Who else would have thought this up except for the geniuses at Slate? Apparently, we aren’t being made to feel guilty enough about Thanksgiving as it is. Libtards already beat us over the head about how Thanksgiving celebrates our racist, oppressive colonialism and therefore, it’s a terrible, awful, horrible holiday that only racist, oppressive, colonialists could possible enjoy. Now they’re adding in our choice of meat.
Seriously. If you like white meat on a turkey, it’s because you’re secretly racist.
White meat turkey has no taste. Its slabs of dry, fibrous material are more like cardboard conveyances, useful only for transporting flavorsome food like stuffing and gravy from plate to mouth. It’s less a foodstuff than a turkey app, simulated meat, a hyperlink to real food.
But I am fascinated by how tastes get made and unmade, the intersection of culture, class and sensory responses. Not being a postmodernist I wouldn’t call the overwhelming American preference for white-meat turkey a form of cultural hegemony. More like a mass hallucination. Why, for instance, hasn’t white meat shared the same fate, the same cultural disenfranchisement, as packaged white bread?
… Do they still associate white meat with refinement? It was enough to make me wonder whether there could be a racial, if not racist, subtext here. Perhaps there is a clue in the shifting fate of the “other white meat”—pork. I’ll never forget the moment when I learned the antebellum racial origin of the phrase “living high on the hog.” I had driven down the I-5 “grapevine,” that fog-shrouded mountainous interior route from San Francisco to L.A. with a couple of Communist Party women who were mothers of death row prisoners (long story). When dawn broke and we arrived in Watts, they guided me to a place called Ray’s Redwood City, an all-night, almost all-black joint where the ladies of Saturday night dined with the ministers of Sunday morning (not at the same tables), and my fellow travelers ordered me a dish called “high on the hog,” a mountain of scrambled eggs topped by a fried pork chop.

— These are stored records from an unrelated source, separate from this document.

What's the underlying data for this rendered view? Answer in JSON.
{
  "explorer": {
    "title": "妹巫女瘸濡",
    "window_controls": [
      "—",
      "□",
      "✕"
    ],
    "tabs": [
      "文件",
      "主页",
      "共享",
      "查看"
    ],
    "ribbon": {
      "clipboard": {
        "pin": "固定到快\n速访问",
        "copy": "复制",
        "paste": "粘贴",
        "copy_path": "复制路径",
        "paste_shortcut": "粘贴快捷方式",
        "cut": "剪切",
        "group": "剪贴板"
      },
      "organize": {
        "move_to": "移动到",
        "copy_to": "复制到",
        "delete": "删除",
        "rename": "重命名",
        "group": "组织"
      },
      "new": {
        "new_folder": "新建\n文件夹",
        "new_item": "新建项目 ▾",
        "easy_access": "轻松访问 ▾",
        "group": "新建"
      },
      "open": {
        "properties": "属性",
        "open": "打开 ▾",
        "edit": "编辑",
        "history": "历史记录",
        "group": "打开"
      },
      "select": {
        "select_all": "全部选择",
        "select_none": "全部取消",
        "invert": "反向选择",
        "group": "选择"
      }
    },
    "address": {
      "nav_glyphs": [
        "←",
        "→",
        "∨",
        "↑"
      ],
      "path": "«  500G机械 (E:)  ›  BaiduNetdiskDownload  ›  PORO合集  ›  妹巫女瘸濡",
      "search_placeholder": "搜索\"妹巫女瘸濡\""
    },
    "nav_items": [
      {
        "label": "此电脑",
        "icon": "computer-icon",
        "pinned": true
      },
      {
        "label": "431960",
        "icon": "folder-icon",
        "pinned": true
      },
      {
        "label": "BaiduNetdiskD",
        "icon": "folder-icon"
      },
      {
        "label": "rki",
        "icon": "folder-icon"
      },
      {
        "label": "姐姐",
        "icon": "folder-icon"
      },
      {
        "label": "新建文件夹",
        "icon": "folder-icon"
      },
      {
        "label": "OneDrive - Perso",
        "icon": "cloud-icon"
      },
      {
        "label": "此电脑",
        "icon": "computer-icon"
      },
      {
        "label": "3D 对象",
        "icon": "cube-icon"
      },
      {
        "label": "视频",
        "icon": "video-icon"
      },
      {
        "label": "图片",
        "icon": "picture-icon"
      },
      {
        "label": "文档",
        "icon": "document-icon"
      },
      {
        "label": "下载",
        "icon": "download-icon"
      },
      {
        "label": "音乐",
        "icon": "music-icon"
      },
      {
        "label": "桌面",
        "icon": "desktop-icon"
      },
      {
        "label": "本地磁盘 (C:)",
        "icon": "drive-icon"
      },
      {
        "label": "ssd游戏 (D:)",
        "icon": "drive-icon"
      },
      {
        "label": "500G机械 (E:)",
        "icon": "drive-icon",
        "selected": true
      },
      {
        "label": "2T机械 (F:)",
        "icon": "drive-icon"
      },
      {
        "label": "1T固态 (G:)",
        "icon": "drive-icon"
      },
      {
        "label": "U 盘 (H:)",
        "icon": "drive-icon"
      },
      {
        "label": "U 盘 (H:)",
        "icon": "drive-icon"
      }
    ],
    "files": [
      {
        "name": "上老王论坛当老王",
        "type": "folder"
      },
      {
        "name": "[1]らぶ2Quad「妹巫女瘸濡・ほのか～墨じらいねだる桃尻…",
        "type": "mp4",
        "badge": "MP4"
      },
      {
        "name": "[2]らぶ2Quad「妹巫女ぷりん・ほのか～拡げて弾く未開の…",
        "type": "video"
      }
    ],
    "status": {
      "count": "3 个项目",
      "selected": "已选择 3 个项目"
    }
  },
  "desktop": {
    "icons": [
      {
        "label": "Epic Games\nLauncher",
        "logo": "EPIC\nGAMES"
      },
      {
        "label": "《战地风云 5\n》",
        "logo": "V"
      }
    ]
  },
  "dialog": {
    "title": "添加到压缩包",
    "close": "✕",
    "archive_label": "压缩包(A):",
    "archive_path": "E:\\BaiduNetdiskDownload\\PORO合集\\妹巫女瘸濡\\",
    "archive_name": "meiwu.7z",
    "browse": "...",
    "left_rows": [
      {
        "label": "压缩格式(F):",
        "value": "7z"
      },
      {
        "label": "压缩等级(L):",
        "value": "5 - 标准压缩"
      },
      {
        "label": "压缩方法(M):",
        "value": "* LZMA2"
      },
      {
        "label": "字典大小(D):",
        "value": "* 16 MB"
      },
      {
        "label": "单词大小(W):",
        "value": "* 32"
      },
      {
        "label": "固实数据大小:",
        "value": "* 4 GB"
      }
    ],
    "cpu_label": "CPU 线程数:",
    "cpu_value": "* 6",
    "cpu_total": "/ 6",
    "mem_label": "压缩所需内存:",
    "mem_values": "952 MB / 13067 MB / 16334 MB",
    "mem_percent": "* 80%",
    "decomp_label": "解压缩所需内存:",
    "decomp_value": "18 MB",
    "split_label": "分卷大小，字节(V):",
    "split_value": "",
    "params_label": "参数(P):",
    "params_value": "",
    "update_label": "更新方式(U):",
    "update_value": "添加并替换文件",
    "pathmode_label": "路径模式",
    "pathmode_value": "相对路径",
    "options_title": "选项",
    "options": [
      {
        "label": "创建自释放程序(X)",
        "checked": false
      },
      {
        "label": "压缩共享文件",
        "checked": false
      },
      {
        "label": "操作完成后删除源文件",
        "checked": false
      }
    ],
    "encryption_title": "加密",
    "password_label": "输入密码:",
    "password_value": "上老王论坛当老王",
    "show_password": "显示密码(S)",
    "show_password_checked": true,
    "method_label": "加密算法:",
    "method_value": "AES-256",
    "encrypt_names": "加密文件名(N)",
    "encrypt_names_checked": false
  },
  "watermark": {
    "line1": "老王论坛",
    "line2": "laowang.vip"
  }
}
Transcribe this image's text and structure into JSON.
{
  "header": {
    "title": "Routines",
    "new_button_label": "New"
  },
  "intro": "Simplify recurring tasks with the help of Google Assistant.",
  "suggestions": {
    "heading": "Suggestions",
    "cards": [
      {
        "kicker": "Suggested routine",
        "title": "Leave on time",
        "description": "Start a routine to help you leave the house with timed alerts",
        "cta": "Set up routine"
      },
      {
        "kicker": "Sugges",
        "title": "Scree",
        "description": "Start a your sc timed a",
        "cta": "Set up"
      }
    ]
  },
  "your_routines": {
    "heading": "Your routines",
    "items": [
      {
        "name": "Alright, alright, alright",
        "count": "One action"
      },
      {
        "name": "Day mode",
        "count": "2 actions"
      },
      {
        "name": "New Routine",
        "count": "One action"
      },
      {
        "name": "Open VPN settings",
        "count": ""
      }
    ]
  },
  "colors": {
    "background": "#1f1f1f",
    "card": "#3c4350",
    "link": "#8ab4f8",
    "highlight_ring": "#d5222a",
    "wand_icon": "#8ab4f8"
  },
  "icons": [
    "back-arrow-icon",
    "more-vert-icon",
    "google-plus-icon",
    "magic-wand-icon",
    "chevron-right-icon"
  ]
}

It was then I learned the etymology of the phrase in America. It hails from the plantation days, when the white slave owners dined on choice pork chops cut from “high on the hog” while the slaves made do with the lower parts of the pig—the ham hocks, the pigs feet, the pork bellies, and the innards. White meat was high on the hog, but not higher on flavor than other (often darker) cuts. Indeed the “other white meat” now available most frequently in lean and tasteless pork chops and cutlets has little more taste than white meat turkey.
Despite its superior taste, dark meat has dark undertones for some. Dark meat evokes the color of earth, soil. Dark meat seems to summon up ancient fears of contamination and miscegenation as opposed to the supposed superior purity of white meat. I guess it shouldn’t be a surprise that white meat remains the choice of a holiday that celebrates Puritans.
Indeed, the connotations of the pale and darker parts of the turkey constitute a meaty metaphor for the Thanksgiving feast itself. The allegedly more refined and daintier white parts, the wings and breast, have never touched the ground the way the earthier darker legs have done. And you know how dirty dirt is.
… Could fear of facing our dark history be behind the prejudice against dark meat? Or is there more to the darkness of dark meat that feeds that fear?
Oh, of course. Slaves got stuck with the dark meat back in the day, while racist slaveowners enjoyed the white meat. So therefore, anyone who enjoys white meat today must be a racist!
In all seriousness, this is a pressing matter for Slate? This writer, Ron Rosenbaum, really spent hours pondering the racism of dark meat vs. white meat? The mental gymnastics required to come up with this drivel clearly shows that this guy has more than a few screws loose. And a lot of time on his hands.
But hey, you know libtards. Anytime they can use something completely innocuous to accuse Americans of being racist, they’re on board! Even if it means making complete and utter fools out of themselves.
Hat Tip: Weasel Zippers